“All missionary activity, which seeks to foster encounters with the Lord, must begin in silence, in lives of intimate prayer before the Lord. This is especially true in education, where fostering an attitude of receptivity and humility and wonder is at the heart of your mission. If we want to cultivate an authentically Catholic and liberal school, which liberates us to know the Lord, we need to cultivate a spirituality of silence, which is at the heart of discipleship, listening to the master,” he continued.

When the teacher cultivates a receptivity to silence and wonder, which is the place of deepest and most authentic learning, it makes a teacher “fit to foster authentic transformation of students,” according to Bishop Conley.

This receptivity of silence and wonder is what allows us to really learn, to see reality as it truly is.

“True schools are communities of learners and faculties of friends, receiving and apprehending reality together.
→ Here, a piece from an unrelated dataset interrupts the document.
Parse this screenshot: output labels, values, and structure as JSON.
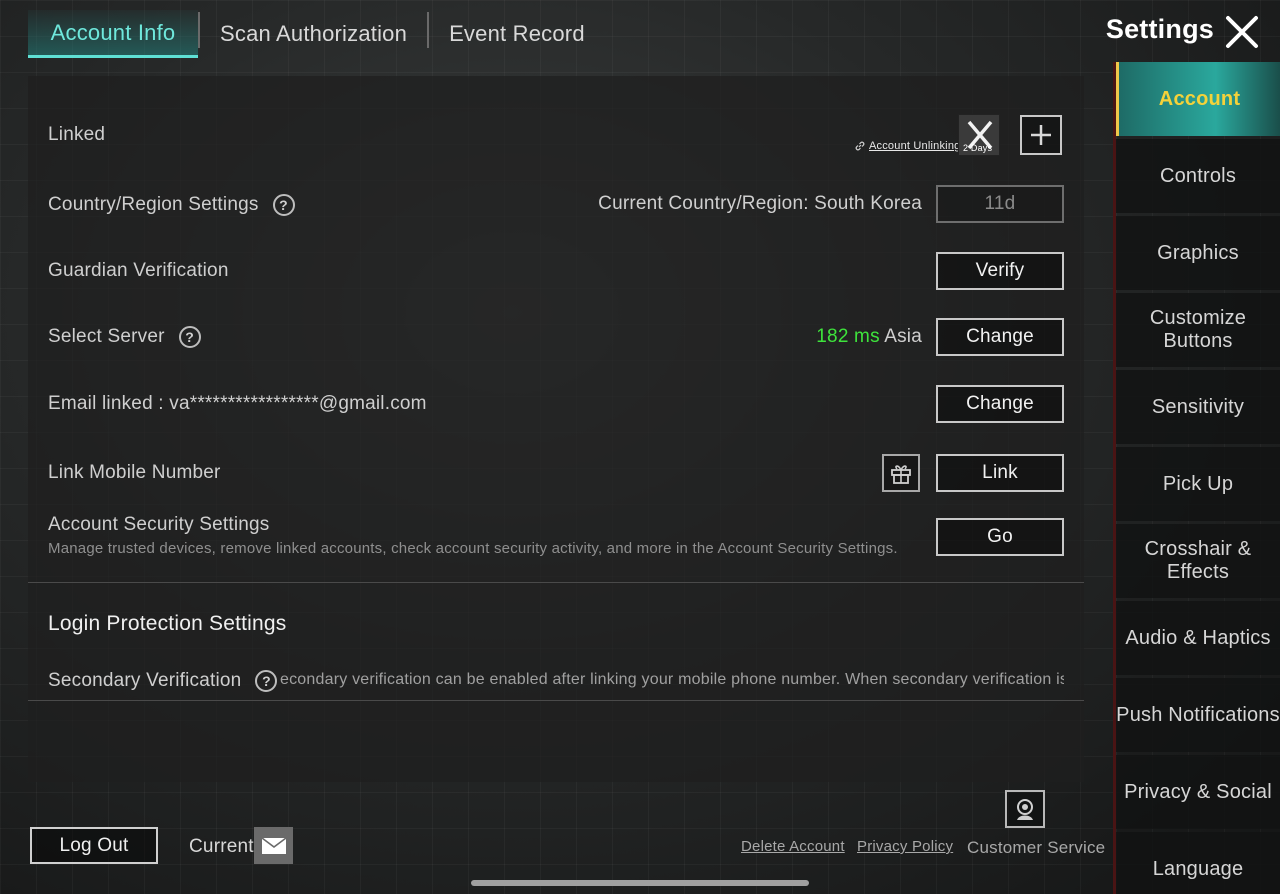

True communities of learners are humble disciples of the truth,” Bishop Conley said. “Pope St. John Paul II wrote, ‘Faced with the sacredness of life and the human person, and before the marvels of the universe, wonder is the only appropriate attitude.’”

Rosemary Anderson, principal of Our Lady of Lourdes school, continued the discussion on the vocation of the teacher in her address.

“Teaching is a vocation, not just a career. Many modern education programs are killing the spirit of the vocation…it’s an art form, not an equation,” Anderson said. “It’s a call of the heart to help form souls. Jesus asked to be called teacher, and we model ourselves after him.”

In an interview with Denver Catholic, Anderson said that this regional conference came at the perfect time.

“It’s divine providence that we’re hosting the conference, with the opening of Frassati Catholic Academy and Bishop Machebeuf adding a classical track, so there’s a lot of growing interest, and the goal is to help teachers grow deeper in knowledge of classical education,” Anderson said. “One of the primary goals is also to foster a sense of community within these schools to help their mission.”

Several teachers from Frassati Catholic Academy attended the conference and plan to take that inspiration to the classroom.

“I am really excited to help build the classical culture, as well as learn with the staff,” said Anthony Saulino, Frassati’s athletic director and P.E. teacher. “[The conference] impacted my teaching philosophy tremendously. It made me think how I can emphasize Jesus and our faith into my classroom more.”